Yesterday Brian, Lauren and I were in the Sala Grande participating in a full five minutes of cheers and applause for Anime Nere, in competition here at the Venice Film Festival.
Based on a novel by Gioacchino Criaco and directed by Francesco Munzi, “Black Souls” is being called by some “the new Gomorra”, but Anime Nere’s “not just a mafia movie” and has a more compelling narrative than Garrone’s classic story of Naples’ Camorra. In it, three brothers from a Calabrian crime family see the future of the family’s heroin/goat herding organization in different ways. The interactions are authentic and the dialogue in Calabrian dialect realistic; mafia movie aficionados will find the criminals in Anime Nere satisfying, those who just love a good family drama will be equally drawn in.
If all happy families are all alike, and every unhappy family is unhappy in its own way, then all crime families are cursed in the same way; the circumstances never change for those on the wrong side of law from Brooklyn’s Bed Stuy, drug lords in Columbia, or members of any number of Italian organized crime families. The relationship between brothers, and a boy with his father and uncles in this film are both alike and tragic in its own way.
Living by the sword, Anime Nere’s crime family doesn’t seem to have made its peace with dying by the sword, and curse the police for getting involved in the murder investigations. “You should be ashamed!” The women wail as detectives search their homes. “You should be after the people who did this!”

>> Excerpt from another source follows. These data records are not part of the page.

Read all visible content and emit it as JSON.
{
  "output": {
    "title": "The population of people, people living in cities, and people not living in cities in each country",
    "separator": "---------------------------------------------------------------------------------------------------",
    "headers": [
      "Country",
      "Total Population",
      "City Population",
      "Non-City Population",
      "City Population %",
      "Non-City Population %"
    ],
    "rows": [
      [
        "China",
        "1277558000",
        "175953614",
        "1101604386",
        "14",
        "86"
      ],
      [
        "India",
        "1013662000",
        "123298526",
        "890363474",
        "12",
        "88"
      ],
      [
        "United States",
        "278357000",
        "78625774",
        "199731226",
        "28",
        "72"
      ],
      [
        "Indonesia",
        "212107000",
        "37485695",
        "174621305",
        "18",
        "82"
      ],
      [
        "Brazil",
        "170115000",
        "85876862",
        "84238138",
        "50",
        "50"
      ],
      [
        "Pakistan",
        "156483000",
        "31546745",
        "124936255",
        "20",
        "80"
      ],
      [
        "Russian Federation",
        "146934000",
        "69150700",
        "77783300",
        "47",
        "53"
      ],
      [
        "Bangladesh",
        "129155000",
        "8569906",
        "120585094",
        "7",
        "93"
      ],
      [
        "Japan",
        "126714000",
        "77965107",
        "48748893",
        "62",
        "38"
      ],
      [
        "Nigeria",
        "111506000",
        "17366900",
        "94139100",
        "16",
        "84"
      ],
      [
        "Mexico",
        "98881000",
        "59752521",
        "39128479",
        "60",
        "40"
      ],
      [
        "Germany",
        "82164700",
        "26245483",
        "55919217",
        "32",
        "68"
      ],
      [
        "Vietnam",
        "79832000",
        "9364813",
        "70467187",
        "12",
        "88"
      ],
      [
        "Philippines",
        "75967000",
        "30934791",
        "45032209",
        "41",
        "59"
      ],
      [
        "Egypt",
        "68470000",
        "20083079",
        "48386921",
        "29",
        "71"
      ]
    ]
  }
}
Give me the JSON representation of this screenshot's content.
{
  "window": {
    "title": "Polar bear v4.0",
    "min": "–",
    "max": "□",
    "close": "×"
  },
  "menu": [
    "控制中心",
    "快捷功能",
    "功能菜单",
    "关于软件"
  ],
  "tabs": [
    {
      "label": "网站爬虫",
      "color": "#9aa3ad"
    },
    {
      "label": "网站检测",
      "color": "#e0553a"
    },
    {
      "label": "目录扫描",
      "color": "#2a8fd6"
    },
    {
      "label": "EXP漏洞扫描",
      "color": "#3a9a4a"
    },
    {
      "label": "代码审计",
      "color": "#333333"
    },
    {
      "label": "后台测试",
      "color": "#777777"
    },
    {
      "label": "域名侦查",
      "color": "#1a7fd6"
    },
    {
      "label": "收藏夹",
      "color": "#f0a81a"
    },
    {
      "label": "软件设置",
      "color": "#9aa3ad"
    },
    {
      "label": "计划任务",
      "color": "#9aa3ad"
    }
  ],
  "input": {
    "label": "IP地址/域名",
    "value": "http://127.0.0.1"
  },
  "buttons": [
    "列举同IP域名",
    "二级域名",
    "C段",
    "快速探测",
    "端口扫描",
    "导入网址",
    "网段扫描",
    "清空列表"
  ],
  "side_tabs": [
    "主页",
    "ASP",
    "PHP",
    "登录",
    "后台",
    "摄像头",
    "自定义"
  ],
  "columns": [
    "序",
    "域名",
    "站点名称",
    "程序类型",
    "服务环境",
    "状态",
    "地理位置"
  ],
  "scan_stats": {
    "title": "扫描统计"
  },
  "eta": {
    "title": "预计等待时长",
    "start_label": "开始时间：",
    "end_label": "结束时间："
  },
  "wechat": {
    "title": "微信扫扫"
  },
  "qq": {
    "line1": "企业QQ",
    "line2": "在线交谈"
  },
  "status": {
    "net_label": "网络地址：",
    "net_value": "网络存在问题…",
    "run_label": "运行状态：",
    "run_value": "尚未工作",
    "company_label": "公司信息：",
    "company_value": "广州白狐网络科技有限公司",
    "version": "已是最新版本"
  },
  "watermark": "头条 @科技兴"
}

“Do you want to tell us who did this?” The police ask, but they already know the answer. Nobody is talking in situations like these.
Filmed in the ancient Calabrian village of Africo, Munzi has done what all good Italian directors do and he’s made use of local talent, using non-professional actors in peripheral roles.
Whether Anime Nere has what it takes to win the Golden Lion is unimportant; it has what it takes for exportation to the United States and Americans should watch for it.